Can we trust our beliefs about the first impressions we make? The current article addresses this question by assessing “idiographic” meta-accuracy, or people’s ability to detect how another person views their characteristic pattern of traits, and people’s awareness of their level of meta-accuracy. Results from two samples suggest that people do achieve idiographic meta-accuracy (i.e., they know which traits a new acquaintance perceives as particularly characteristic of them) and that people’s beliefs about the first impression they make are well calibrated (i.e., the people who are relatively more confident in the accuracy of their metaperceptions are in fact more accurate). Implications of idiographic meta-accuracy and the calibration of meta-accuracy are discussed, as are the ways in which future research can improve our understanding of the process of metaperception formation and the interpersonal consequences of meta-accuracy.
Source: “Do We Know the First Impressions We Make?
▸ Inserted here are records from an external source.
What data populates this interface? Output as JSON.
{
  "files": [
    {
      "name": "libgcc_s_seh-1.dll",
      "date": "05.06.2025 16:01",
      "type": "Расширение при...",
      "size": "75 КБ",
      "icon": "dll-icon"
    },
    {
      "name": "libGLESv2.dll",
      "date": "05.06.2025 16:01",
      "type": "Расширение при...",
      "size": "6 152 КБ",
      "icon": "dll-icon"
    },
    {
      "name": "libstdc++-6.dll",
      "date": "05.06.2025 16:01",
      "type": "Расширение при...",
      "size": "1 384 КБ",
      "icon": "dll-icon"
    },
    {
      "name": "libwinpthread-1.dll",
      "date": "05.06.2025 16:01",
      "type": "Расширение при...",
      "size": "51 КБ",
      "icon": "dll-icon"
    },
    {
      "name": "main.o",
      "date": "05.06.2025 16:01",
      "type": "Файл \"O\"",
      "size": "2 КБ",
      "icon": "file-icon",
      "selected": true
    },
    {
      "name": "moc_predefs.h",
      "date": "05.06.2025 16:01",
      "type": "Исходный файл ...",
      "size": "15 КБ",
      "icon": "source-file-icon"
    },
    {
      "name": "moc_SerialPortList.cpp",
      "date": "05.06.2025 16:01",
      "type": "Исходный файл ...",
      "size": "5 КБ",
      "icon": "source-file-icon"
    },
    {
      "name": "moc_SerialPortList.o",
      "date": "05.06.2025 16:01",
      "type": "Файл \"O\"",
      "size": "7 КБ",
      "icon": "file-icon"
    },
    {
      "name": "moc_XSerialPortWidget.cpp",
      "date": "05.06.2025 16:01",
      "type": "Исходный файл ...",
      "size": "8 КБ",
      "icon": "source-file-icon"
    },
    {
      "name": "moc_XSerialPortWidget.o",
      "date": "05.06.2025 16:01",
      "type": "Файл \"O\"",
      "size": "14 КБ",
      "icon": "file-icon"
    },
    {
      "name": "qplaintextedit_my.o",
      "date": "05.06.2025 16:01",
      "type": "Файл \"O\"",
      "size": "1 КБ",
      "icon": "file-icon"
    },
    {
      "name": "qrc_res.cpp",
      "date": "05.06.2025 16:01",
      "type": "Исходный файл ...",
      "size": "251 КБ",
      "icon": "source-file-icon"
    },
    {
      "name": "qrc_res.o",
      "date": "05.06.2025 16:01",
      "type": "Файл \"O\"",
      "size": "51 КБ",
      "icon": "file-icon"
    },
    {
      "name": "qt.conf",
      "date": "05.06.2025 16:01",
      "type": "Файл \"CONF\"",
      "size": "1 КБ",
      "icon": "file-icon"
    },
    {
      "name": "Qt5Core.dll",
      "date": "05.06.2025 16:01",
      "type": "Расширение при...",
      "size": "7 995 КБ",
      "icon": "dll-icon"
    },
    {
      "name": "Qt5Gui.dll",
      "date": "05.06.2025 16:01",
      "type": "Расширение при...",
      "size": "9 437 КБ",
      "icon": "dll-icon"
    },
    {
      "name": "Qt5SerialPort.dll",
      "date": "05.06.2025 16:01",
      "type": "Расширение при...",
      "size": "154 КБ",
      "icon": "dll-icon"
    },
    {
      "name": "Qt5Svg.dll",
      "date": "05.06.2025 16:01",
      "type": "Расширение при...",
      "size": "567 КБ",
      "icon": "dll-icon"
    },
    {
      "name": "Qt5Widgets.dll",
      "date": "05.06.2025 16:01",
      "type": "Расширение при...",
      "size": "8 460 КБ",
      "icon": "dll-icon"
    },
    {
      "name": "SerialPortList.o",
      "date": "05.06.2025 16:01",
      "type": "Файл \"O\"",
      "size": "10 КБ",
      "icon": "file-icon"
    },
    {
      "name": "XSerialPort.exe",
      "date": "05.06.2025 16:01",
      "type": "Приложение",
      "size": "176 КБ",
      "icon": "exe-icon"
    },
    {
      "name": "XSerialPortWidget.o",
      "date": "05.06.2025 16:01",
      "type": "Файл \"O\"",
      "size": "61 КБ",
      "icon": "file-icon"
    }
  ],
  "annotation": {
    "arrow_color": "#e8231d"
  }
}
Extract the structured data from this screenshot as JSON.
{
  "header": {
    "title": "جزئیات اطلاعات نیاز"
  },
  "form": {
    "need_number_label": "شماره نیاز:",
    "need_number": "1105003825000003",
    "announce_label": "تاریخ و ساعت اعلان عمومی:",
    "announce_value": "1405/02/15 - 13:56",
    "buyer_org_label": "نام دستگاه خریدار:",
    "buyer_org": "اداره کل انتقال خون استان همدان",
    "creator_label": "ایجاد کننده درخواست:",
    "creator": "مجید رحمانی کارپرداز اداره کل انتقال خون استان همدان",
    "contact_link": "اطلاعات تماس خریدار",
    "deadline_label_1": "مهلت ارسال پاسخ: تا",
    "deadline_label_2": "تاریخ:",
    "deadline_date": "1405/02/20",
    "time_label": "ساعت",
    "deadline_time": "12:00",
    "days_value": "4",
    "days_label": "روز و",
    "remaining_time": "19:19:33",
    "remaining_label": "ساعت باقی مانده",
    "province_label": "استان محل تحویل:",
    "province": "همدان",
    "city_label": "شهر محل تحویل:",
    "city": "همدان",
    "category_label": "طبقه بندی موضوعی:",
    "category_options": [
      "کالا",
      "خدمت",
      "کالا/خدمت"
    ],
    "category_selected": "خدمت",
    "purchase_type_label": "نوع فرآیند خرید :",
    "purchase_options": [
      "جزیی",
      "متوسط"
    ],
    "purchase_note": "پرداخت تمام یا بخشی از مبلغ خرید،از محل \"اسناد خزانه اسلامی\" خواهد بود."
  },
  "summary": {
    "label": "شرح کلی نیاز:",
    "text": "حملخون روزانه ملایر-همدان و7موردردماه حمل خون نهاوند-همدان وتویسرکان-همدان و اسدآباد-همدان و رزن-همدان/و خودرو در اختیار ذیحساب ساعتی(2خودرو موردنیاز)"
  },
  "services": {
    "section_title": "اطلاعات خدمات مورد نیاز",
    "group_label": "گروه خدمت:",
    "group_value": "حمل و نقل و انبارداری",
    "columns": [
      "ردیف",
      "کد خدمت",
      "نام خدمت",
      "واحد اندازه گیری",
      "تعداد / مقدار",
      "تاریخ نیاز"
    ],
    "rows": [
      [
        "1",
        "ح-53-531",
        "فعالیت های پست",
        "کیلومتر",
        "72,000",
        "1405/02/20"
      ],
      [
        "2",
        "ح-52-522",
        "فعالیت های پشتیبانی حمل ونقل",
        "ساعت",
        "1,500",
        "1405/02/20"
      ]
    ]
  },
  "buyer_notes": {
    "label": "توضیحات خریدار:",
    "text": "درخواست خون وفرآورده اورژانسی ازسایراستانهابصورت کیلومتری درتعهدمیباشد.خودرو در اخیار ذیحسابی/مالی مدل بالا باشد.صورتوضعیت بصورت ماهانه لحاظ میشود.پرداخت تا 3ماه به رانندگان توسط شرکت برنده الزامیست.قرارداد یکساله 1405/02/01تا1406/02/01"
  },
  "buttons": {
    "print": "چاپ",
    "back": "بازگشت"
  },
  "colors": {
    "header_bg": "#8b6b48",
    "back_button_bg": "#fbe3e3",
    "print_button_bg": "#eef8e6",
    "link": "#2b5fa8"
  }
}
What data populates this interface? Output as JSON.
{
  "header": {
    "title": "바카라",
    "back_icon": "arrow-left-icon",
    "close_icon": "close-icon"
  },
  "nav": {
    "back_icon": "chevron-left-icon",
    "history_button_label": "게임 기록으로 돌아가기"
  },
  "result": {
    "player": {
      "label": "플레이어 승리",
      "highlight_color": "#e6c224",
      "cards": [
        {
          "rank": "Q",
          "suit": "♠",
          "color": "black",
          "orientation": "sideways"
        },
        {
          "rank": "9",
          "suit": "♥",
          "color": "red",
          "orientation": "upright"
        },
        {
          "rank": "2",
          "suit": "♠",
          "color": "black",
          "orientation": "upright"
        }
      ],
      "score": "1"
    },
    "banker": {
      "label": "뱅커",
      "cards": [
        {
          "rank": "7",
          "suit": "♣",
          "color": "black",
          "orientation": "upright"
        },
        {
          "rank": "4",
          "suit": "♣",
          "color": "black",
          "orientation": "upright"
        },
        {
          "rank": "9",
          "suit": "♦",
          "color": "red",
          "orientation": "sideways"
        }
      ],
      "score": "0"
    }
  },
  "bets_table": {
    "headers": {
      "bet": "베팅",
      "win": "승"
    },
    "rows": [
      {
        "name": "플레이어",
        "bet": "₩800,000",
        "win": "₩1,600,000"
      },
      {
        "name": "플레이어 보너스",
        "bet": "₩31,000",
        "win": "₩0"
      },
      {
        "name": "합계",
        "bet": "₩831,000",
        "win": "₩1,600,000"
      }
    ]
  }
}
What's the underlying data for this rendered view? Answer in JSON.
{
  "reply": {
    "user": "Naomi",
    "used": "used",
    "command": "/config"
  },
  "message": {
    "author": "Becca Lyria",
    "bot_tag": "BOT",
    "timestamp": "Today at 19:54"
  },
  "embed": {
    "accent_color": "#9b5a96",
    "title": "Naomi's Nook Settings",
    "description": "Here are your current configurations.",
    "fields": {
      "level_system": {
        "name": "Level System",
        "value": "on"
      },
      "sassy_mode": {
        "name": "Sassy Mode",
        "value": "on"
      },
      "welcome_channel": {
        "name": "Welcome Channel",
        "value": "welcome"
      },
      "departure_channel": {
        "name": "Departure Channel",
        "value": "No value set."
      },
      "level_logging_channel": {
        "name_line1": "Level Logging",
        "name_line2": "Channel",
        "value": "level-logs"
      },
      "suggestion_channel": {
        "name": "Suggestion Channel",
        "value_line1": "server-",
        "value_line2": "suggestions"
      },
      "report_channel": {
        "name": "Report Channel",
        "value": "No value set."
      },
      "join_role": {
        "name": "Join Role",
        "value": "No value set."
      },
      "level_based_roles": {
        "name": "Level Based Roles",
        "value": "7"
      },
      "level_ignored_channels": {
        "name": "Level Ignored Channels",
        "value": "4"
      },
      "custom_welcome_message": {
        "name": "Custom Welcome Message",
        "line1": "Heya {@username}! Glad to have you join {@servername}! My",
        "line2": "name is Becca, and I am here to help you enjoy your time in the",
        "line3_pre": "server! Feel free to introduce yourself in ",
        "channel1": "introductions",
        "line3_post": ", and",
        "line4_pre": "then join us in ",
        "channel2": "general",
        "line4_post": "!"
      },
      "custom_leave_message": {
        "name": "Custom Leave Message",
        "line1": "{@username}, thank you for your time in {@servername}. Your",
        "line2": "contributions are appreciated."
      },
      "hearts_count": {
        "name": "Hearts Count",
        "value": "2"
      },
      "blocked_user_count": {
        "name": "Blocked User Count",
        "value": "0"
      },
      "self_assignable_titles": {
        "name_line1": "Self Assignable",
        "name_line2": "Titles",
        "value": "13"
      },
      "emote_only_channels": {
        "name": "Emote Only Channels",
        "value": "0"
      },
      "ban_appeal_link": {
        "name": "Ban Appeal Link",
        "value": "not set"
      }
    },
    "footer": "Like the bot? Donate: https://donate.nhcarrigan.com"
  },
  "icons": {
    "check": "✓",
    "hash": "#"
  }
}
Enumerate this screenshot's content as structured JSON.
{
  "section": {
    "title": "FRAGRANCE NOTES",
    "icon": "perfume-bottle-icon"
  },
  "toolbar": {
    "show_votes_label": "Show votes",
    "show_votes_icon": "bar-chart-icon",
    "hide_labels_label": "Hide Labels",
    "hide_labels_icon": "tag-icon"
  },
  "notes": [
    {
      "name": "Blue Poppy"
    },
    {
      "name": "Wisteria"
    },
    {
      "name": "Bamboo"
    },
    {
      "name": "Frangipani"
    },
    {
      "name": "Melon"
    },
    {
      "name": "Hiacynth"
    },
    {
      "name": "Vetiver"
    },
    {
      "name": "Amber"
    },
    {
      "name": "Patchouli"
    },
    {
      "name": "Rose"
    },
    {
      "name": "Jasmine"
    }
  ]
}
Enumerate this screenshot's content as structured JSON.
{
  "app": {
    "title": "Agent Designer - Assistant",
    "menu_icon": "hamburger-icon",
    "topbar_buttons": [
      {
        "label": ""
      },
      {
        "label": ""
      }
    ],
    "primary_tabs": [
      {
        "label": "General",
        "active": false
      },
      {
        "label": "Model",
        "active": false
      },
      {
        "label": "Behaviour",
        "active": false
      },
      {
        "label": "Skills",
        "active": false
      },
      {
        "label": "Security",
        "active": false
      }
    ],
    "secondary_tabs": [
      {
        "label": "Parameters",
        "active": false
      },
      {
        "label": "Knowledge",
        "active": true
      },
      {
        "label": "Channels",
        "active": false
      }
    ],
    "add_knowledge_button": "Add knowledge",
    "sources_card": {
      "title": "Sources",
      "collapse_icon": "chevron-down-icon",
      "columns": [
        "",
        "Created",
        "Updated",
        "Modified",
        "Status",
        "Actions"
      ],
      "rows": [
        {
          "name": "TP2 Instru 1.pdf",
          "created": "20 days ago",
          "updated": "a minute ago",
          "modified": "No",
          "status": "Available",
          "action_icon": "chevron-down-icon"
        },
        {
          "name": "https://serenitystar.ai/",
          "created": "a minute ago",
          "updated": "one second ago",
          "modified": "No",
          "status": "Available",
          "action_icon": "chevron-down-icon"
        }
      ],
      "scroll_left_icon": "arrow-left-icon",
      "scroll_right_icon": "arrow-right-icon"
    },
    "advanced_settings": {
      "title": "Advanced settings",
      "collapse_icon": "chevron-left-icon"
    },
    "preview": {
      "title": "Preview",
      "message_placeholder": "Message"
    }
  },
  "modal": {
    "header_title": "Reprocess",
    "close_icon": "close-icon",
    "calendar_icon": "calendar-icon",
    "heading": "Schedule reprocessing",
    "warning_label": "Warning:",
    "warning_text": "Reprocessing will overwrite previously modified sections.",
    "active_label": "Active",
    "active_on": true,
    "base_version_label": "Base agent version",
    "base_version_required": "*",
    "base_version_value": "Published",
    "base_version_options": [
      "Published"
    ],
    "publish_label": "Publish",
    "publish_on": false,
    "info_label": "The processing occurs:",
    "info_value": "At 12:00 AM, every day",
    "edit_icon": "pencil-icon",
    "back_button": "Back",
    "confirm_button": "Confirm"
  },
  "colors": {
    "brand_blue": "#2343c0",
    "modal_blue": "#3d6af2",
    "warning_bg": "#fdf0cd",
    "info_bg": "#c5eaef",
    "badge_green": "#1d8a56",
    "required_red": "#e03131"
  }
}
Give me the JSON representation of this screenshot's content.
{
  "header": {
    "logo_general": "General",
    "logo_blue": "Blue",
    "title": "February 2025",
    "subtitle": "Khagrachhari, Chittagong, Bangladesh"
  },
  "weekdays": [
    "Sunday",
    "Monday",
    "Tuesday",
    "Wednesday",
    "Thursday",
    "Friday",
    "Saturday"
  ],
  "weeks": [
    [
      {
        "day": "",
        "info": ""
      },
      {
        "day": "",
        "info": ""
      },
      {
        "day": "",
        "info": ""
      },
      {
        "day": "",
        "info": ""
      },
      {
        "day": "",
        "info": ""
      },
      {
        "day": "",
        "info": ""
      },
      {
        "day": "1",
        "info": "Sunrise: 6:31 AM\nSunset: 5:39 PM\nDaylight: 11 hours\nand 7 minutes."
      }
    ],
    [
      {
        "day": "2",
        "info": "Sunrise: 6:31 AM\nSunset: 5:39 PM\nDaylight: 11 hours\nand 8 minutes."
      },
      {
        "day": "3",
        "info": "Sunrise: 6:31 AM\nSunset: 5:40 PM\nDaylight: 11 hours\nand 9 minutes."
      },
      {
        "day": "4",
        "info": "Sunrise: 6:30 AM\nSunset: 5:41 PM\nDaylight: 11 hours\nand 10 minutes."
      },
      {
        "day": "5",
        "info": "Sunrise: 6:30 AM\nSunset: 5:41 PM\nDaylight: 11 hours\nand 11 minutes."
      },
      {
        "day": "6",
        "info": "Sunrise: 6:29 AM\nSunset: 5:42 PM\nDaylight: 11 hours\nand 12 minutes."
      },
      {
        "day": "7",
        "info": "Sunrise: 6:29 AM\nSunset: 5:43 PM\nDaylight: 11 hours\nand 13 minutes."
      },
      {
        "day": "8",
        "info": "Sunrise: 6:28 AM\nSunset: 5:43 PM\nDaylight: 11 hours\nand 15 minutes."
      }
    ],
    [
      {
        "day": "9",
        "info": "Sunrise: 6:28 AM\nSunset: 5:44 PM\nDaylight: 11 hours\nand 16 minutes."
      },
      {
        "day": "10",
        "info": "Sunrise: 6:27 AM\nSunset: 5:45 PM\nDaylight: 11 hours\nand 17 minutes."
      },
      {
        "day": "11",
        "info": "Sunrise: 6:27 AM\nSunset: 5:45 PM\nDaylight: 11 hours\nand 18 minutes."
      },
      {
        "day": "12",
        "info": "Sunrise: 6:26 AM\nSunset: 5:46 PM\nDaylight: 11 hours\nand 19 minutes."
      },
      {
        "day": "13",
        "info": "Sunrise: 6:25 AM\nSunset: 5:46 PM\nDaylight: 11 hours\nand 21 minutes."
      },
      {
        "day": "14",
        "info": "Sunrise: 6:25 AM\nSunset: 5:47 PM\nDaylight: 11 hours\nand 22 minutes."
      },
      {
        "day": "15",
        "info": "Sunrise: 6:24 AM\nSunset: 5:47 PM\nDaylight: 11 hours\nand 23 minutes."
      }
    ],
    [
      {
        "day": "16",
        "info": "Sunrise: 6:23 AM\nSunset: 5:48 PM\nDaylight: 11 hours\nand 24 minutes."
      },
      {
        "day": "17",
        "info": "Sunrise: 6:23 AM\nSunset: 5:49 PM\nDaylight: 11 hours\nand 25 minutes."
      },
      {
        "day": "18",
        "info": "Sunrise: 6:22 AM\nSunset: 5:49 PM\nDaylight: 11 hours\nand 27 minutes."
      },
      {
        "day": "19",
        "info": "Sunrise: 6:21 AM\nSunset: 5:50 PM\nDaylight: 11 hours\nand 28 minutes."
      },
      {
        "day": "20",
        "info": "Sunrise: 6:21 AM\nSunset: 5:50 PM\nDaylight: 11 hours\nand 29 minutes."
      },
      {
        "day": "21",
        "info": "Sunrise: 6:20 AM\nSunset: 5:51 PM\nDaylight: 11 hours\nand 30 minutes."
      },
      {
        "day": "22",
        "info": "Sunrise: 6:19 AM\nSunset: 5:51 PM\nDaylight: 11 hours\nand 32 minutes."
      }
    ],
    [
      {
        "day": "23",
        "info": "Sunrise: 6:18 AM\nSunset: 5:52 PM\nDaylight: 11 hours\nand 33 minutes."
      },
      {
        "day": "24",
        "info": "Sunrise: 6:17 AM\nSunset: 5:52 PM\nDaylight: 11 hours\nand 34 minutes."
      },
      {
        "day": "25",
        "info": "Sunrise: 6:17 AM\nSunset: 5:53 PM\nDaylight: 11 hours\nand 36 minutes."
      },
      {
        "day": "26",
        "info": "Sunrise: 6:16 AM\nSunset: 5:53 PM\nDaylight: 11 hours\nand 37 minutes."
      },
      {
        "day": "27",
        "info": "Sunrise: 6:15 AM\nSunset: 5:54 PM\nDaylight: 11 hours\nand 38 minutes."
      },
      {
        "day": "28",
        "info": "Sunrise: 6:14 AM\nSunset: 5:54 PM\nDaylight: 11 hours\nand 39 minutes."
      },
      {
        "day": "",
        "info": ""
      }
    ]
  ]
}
Evidence for Idiographic Meta-Accuracy and Calibration of First Impressions” from Social Psychological and Personality Science